* **Provided material**
▬▬▬
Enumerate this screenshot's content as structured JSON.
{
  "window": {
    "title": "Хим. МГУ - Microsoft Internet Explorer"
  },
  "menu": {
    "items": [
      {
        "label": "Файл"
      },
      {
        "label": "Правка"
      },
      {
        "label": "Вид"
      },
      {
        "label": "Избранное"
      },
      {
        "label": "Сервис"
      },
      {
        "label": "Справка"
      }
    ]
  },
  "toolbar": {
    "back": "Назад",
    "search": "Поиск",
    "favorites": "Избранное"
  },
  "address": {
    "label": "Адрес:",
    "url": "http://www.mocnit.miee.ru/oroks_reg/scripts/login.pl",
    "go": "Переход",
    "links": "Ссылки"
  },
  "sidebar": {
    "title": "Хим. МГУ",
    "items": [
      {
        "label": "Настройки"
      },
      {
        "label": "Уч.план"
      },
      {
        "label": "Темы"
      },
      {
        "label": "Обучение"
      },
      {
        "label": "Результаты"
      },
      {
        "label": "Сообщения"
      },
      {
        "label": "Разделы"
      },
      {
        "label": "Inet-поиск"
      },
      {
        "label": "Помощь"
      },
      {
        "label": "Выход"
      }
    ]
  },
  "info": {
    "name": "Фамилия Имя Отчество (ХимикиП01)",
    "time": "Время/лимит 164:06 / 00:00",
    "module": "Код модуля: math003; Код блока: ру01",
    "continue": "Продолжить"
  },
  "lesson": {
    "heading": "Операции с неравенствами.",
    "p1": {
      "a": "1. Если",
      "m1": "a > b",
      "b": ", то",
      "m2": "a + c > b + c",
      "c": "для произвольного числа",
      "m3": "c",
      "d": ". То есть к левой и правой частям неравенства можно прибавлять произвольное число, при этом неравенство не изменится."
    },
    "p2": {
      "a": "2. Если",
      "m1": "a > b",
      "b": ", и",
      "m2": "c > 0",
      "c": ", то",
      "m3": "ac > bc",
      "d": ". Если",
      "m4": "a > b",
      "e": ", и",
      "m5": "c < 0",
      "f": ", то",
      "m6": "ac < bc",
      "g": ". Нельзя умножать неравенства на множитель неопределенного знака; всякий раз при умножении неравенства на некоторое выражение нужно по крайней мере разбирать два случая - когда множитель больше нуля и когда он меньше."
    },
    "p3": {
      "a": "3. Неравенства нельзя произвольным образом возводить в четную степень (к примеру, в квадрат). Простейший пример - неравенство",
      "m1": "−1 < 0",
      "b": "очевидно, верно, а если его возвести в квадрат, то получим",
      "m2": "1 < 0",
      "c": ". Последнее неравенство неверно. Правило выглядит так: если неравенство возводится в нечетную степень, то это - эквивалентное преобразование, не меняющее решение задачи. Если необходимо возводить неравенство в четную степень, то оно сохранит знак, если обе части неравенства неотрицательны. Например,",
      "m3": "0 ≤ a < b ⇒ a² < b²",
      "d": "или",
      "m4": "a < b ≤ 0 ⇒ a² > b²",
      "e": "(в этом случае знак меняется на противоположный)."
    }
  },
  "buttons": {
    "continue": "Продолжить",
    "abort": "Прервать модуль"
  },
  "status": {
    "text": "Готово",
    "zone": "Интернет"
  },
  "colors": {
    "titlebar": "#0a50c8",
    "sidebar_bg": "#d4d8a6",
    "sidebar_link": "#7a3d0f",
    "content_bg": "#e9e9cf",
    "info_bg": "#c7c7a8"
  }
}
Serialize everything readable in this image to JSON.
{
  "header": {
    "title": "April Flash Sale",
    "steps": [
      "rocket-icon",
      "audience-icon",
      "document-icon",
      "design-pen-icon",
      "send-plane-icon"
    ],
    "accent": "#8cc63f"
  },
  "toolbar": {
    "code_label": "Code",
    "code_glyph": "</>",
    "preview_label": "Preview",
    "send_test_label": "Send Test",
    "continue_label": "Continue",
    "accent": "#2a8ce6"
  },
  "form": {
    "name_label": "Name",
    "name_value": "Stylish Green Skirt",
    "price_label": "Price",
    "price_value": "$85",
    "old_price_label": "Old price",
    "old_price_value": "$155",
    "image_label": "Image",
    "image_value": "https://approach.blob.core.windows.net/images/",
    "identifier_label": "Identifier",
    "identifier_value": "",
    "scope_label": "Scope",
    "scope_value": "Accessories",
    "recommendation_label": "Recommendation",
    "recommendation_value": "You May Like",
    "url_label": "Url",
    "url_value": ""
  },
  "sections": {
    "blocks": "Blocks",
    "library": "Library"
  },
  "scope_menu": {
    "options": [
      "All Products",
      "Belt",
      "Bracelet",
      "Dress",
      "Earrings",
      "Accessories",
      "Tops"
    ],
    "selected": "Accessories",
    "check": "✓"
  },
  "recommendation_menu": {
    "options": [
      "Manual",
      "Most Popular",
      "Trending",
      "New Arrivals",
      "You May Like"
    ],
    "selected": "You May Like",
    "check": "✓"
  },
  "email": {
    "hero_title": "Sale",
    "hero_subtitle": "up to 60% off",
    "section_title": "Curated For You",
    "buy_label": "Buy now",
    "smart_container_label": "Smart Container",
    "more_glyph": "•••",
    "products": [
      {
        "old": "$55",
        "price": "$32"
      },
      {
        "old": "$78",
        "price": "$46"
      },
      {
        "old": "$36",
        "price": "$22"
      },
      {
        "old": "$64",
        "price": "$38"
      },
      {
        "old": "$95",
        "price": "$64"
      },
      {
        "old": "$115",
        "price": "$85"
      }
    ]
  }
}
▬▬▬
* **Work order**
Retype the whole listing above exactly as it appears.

* **Task response**
Enumerate this screenshot's content as structured JSON.
{
  "window": {
    "title": "Хим. МГУ - Microsoft Internet Explorer"
  },
  "menu": {
    "items": [
      {
        "label": "Файл"
      },
      {
        "label": "Правка"
      },
      {
        "label": "Вид"
      },
      {
        "label": "Избранное"
      },
      {
        "label": "Сервис"
      },
      {
        "label": "Справка"
      }
    ]
  },
  "toolbar": {
    "back": "Назад",
    "search": "Поиск",
    "favorites": "Избранное"
  },
  "address": {
    "label": "Адрес:",
    "url": "http://www.mocnit.miee.ru/oroks_reg/scripts/login.pl",
    "go": "Переход",
    "links": "Ссылки"
  },
  "sidebar": {
    "title": "Хим. МГУ",
    "items": [
      {
        "label": "Настройки"
      },
      {
        "label": "Уч.план"
      },
      {
        "label": "Темы"
      },
      {
        "label": "Обучение"
      },
      {
        "label": "Результаты"
      },
      {
        "label": "Сообщения"
      },
      {
        "label": "Разделы"
      },
      {
        "label": "Inet-поиск"
      },
      {
        "label": "Помощь"
      },
      {
        "label": "Выход"
      }
    ]
  },
  "info": {
    "name": "Фамилия Имя Отчество (ХимикиП01)",
    "time": "Время/лимит 164:06 / 00:00",
    "module": "Код модуля: math003; Код блока: ру01",
    "continue": "Продолжить"
  },
  "lesson": {
    "heading": "Операции с неравенствами.",
    "p1": {
      "a": "1. Если",
      "m1": "a > b",
      "b": ", то",
      "m2": "a + c > b + c",
      "c": "для произвольного числа",
      "m3": "c",
      "d": ". То есть к левой и правой частям неравенства можно прибавлять произвольное число, при этом неравенство не изменится."
    },
    "p2": {
      "a": "2. Если",
      "m1": "a > b",
      "b": ", и",
      "m2": "c > 0",
      "c": ", то",
      "m3": "ac > bc",
      "d": ". Если",
      "m4": "a > b",
      "e": ", и",
      "m5": "c < 0",
      "f": ", то",
      "m6": "ac < bc",
      "g": ". Нельзя умножать неравенства на множитель неопределенного знака; всякий раз при умножении неравенства на некоторое выражение нужно по крайней мере разбирать два случая - когда множитель больше нуля и когда он меньше."
    },
    "p3": {
      "a": "3. Неравенства нельзя произвольным образом возводить в четную степень (к примеру, в квадрат). Простейший пример - неравенство",
      "m1": "−1 < 0",
      "b": "очевидно, верно, а если его возвести в квадрат, то получим",
      "m2": "1 < 0",
      "c": ". Последнее неравенство неверно. Правило выглядит так: если неравенство возводится в нечетную степень, то это - эквивалентное преобразование, не меняющее решение задачи. Если необходимо возводить неравенство в четную степень, то оно сохранит знак, если обе части неравенства неотрицательны. Например,",
      "m3": "0 ≤ a < b ⇒ a² < b²",
      "d": "или",
      "m4": "a < b ≤ 0 ⇒ a² > b²",
      "e": "(в этом случае знак меняется на противоположный)."
    }
  },
  "buttons": {
    "continue": "Продолжить",
    "abort": "Прервать модуль"
  },
  "status": {
    "text": "Готово",
    "zone": "Интернет"
  },
  "colors": {
    "titlebar": "#0a50c8",
    "sidebar_bg": "#d4d8a6",
    "sidebar_link": "#7a3d0f",
    "content_bg": "#e9e9cf",
    "info_bg": "#c7c7a8"
  }
}
Serialize everything readable in this image to JSON.
{
  "header": {
    "title": "April Flash Sale",
    "steps": [
      "rocket-icon",
      "audience-icon",
      "document-icon",
      "design-pen-icon",
      "send-plane-icon"
    ],
    "accent": "#8cc63f"
  },
  "toolbar": {
    "code_label": "Code",
    "code_glyph": "</>",
    "preview_label": "Preview",
    "send_test_label": "Send Test",
    "continue_label": "Continue",
    "accent": "#2a8ce6"
  },
  "form": {
    "name_label": "Name",
    "name_value": "Stylish Green Skirt",
    "price_label": "Price",
    "price_value": "$85",
    "old_price_label": "Old price",
    "old_price_value": "$155",
    "image_label": "Image",
    "image_value": "https://approach.blob.core.windows.net/images/",
    "identifier_label": "Identifier",
    "identifier_value": "",
    "scope_label": "Scope",
    "scope_value": "Accessories",
    "recommendation_label": "Recommendation",
    "recommendation_value": "You May Like",
    "url_label": "Url",
    "url_value": ""
  },
  "sections": {
    "blocks": "Blocks",
    "library": "Library"
  },
  "scope_menu": {
    "options": [
      "All Products",
      "Belt",
      "Bracelet",
      "Dress",
      "Earrings",
      "Accessories",
      "Tops"
    ],
    "selected": "Accessories",
    "check": "✓"
  },
  "recommendation_menu": {
    "options": [
      "Manual",
      "Most Popular",
      "Trending",
      "New Arrivals",
      "You May Like"
    ],
    "selected": "You May Like",
    "check": "✓"
  },
  "email": {
    "hero_title": "Sale",
    "hero_subtitle": "up to 60% off",
    "section_title": "Curated For You",
    "buy_label": "Buy now",
    "smart_container_label": "Smart Container",
    "more_glyph": "•••",
    "products": [
      {
        "old": "$55",
        "price": "$32"
      },
      {
        "old": "$78",
        "price": "$46"
      },
      {
        "old": "$36",
        "price": "$22"
      },
      {
        "old": "$64",
        "price": "$38"
      },
      {
        "old": "$95",
        "price": "$64"
      },
      {
        "old": "$115",
        "price": "$85"
      }
    ]
  }
}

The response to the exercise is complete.